Some car companies and auto-parts suppliers gained as Warren Buffett’s firm said it had 10 million shares of GM on March 31 and Goldman Sachs Group Inc. said the industry has “significant” potential to gain from volume and margin growth. GM rose 2.3 percent to $21.91. Goodyear Tire & Rubber Co. (GT:US), the biggest U.S. tiremaker, added 4.9 percent to $10.69.
General Electric Co. climbed 3.3 percent to $19. Its finance unit will resume payouts to the parent company that were suspended in 2009 (GE:US) during a freeze in credit markets. Restarting the dividend is a milestone in GE Capital’s recovery from the financial crisis, when the unit suffered $32 billion of credit losses and received capital infusions from the parent.
Legg Mason Inc. (LM:US) jumped 7.5 percent, the biggest gain in the S&P 500, to $24.05. The money manager with 18 straight quarters of net redemptions plans to issue debt to help repurchase $1.25 billion of bonds from private-equity firm KKR & Co.
Facebook Inc. (FB:US) investors such as Accel Partners and Goldman Sachs Group Inc. increased the number of shares they’re selling in the social network’s initial public offering, boosting the sale to as much as $16 billion.
Existing holders will offer 241.2 million (FB:US) shares, bringing the total on offer to 421.2 million, a regulatory filing today shows.
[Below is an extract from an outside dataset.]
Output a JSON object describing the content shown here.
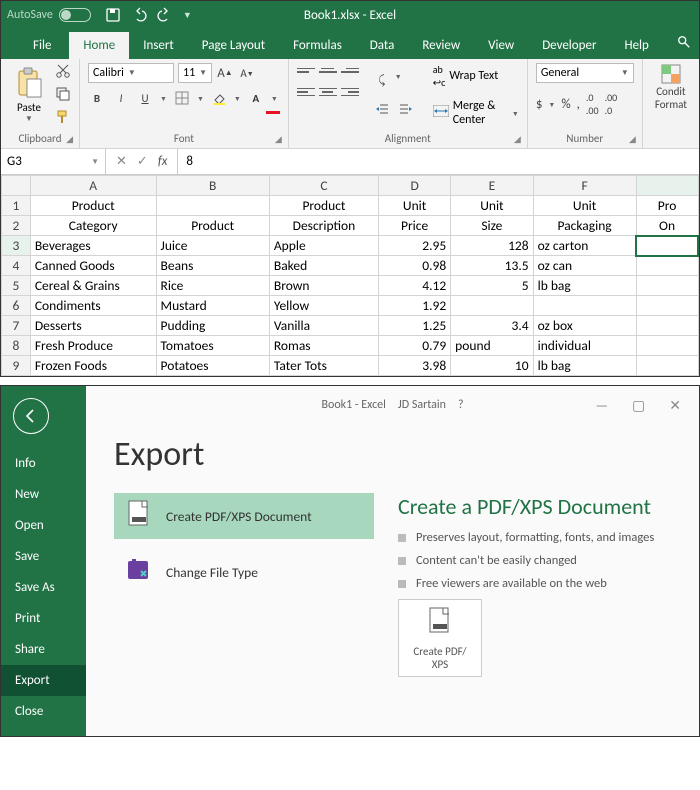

Accel, the biggest seller in the IPO, raised the amount it’s selling by 28 percent, while Goldman Sachs more than doubled its shares on offer.
Facebook, girding for the largest-ever IPO of a technology company, yesterday boosted the offering’s price range to as much as $38 a share, indicating a market value as high as $104 billion. While the expanded IPO may mean the appetite for shares is strong, insiders’ decision to pare holdings further may heighten some investors’ concern over Facebook’s earnings growth, said Greenwood Capital’s Walter Todd.
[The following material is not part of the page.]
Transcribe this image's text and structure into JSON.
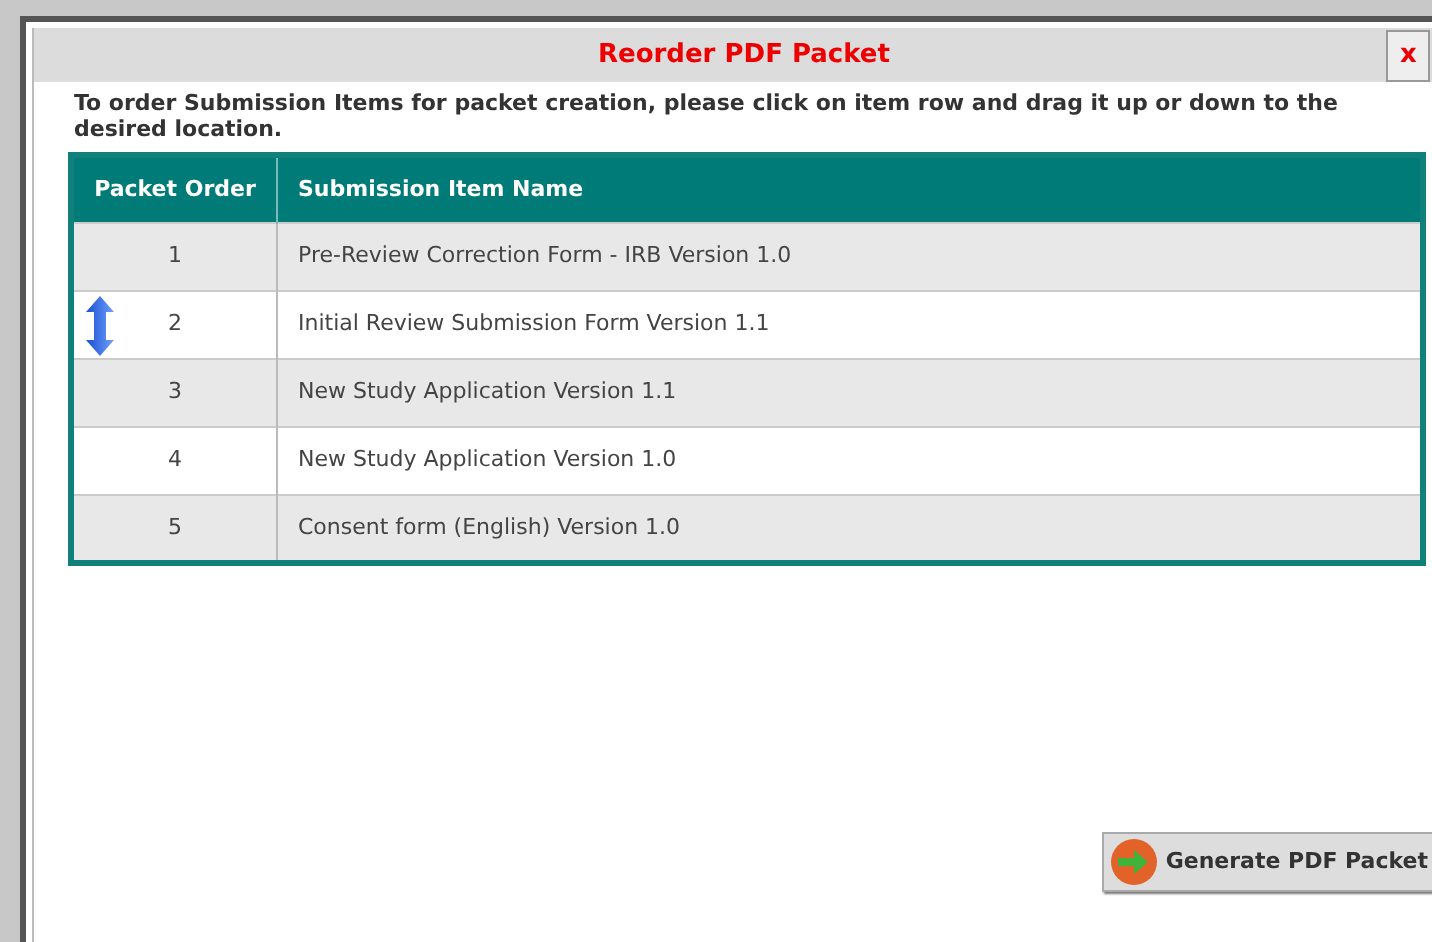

“If the demand wasn’t there, they wouldn’t have upsized the deal,” said Todd, who oversees about $940 million as chief investment officer at the Greenwood, South Carolina-based firm. “On the other hand, when you see insiders unloading their stakes, you start to wonder why. I could see it turning some institutional investors off.”
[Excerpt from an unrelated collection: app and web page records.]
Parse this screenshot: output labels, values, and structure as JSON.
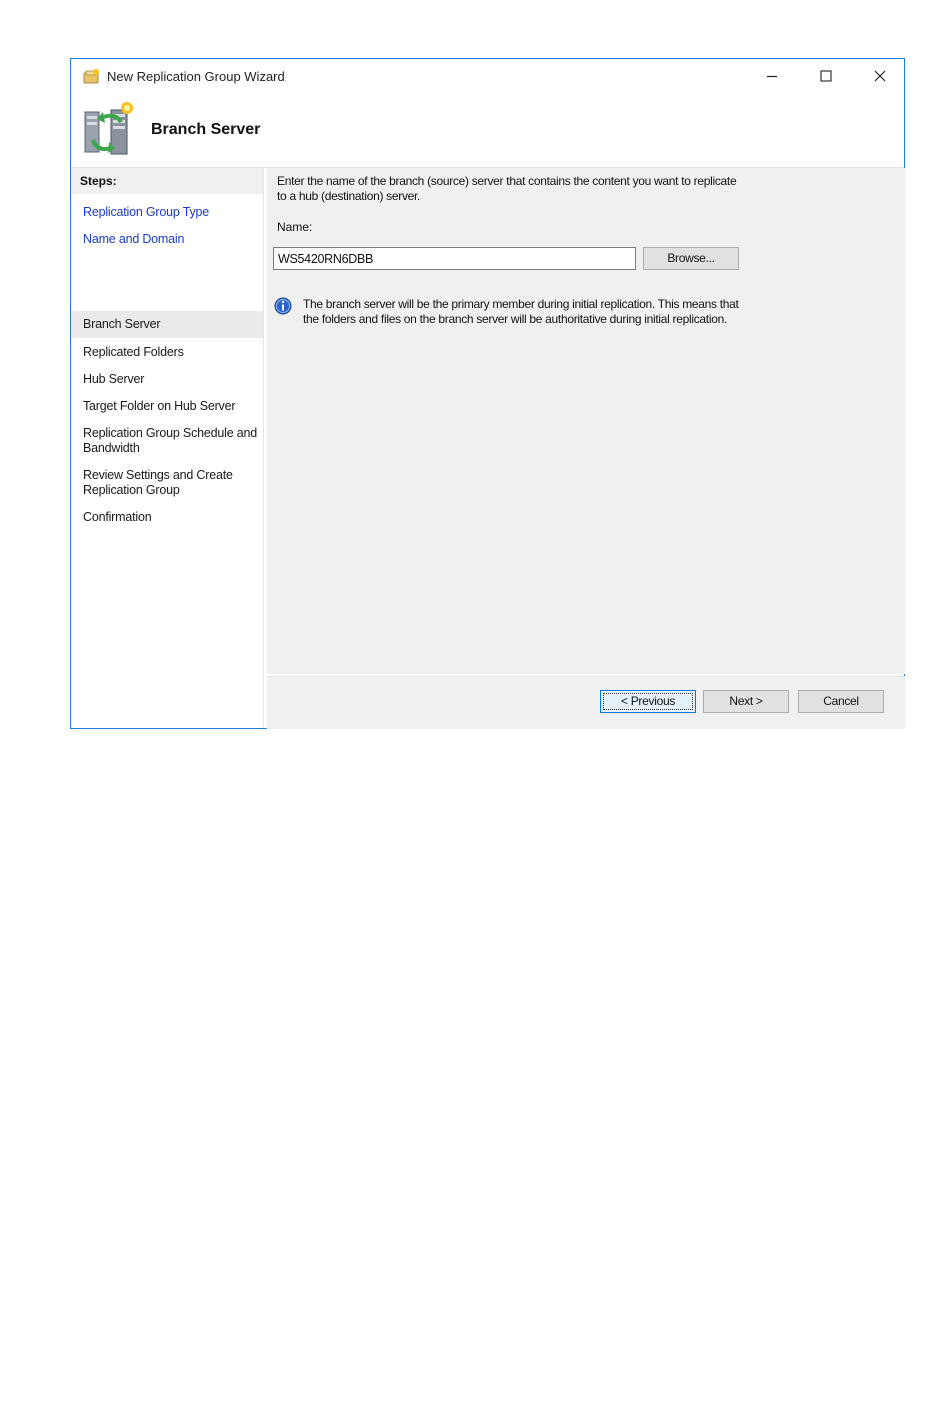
{
  "window": {
    "title": "New Replication Group Wizard",
    "controls": {
      "minimize_icon": "minimize-icon",
      "maximize_icon": "maximize-icon",
      "close_icon": "close-icon"
    }
  },
  "header": {
    "title": "Branch Server",
    "icon": "replication-server-icon"
  },
  "steps": {
    "heading": "Steps:",
    "items": [
      {
        "label": "Replication Group Type",
        "state": "link"
      },
      {
        "label": "Name and Domain",
        "state": "link"
      },
      {
        "label": "Branch Server",
        "state": "current"
      },
      {
        "label": "Replicated Folders",
        "state": "pending"
      },
      {
        "label": "Hub Server",
        "state": "pending"
      },
      {
        "label": "Target Folder on Hub Server",
        "state": "pending"
      },
      {
        "label": "Replication Group Schedule and Bandwidth",
        "state": "pending"
      },
      {
        "label": "Review Settings and Create Replication Group",
        "state": "pending"
      },
      {
        "label": "Confirmation",
        "state": "pending"
      }
    ]
  },
  "content": {
    "instructions": "Enter the name of the branch (source) server that contains the content you want to replicate to a hub (destination) server.",
    "name_label": "Name:",
    "name_value": "WS5420RN6DBB",
    "browse_label": "Browse...",
    "info_icon": "info-icon",
    "info_text": "The branch server will be the primary member during initial replication. This means that the folders and files on the branch server will be authoritative during initial replication."
  },
  "footer": {
    "previous_label": "< Previous",
    "next_label": "Next >",
    "cancel_label": "Cancel"
  },
  "colors": {
    "window_border": "#1e7fd6",
    "link": "#1a3cc8",
    "panel_bg": "#f0f0f0",
    "focus_border": "#0078d7"
  }
}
Investors will be able to avoid losses in the broader equity market this year by buying stocks with larger-than- average dividends, said David Kostin, chief U.S. equity strategist at Goldman Sachs Group Inc.
“The scarcest commodity in the world is yield,” the New York-based strategist said in a radio interview today on “Bloomberg Surveillance” with Tom Keene and Ken Prewitt. “You have negligible returns” in most asset classes. “Where are you getting any income? You are going to get it in the form of dividends.”
Kostin has a year-end projection for the equities gauge of 1,250, according to a weekly survey by Bloomberg News. The S&P 500 has a dividend yield of 2.13 percent, according to Bloomberg data. Ten-year Treasuries yield 1.76 percent.
To contact the reporter on this story: Rita Nazareth in New York at email@example.com
To contact the editor responsible for this story: Nick Baker at firstname.lastname@example.org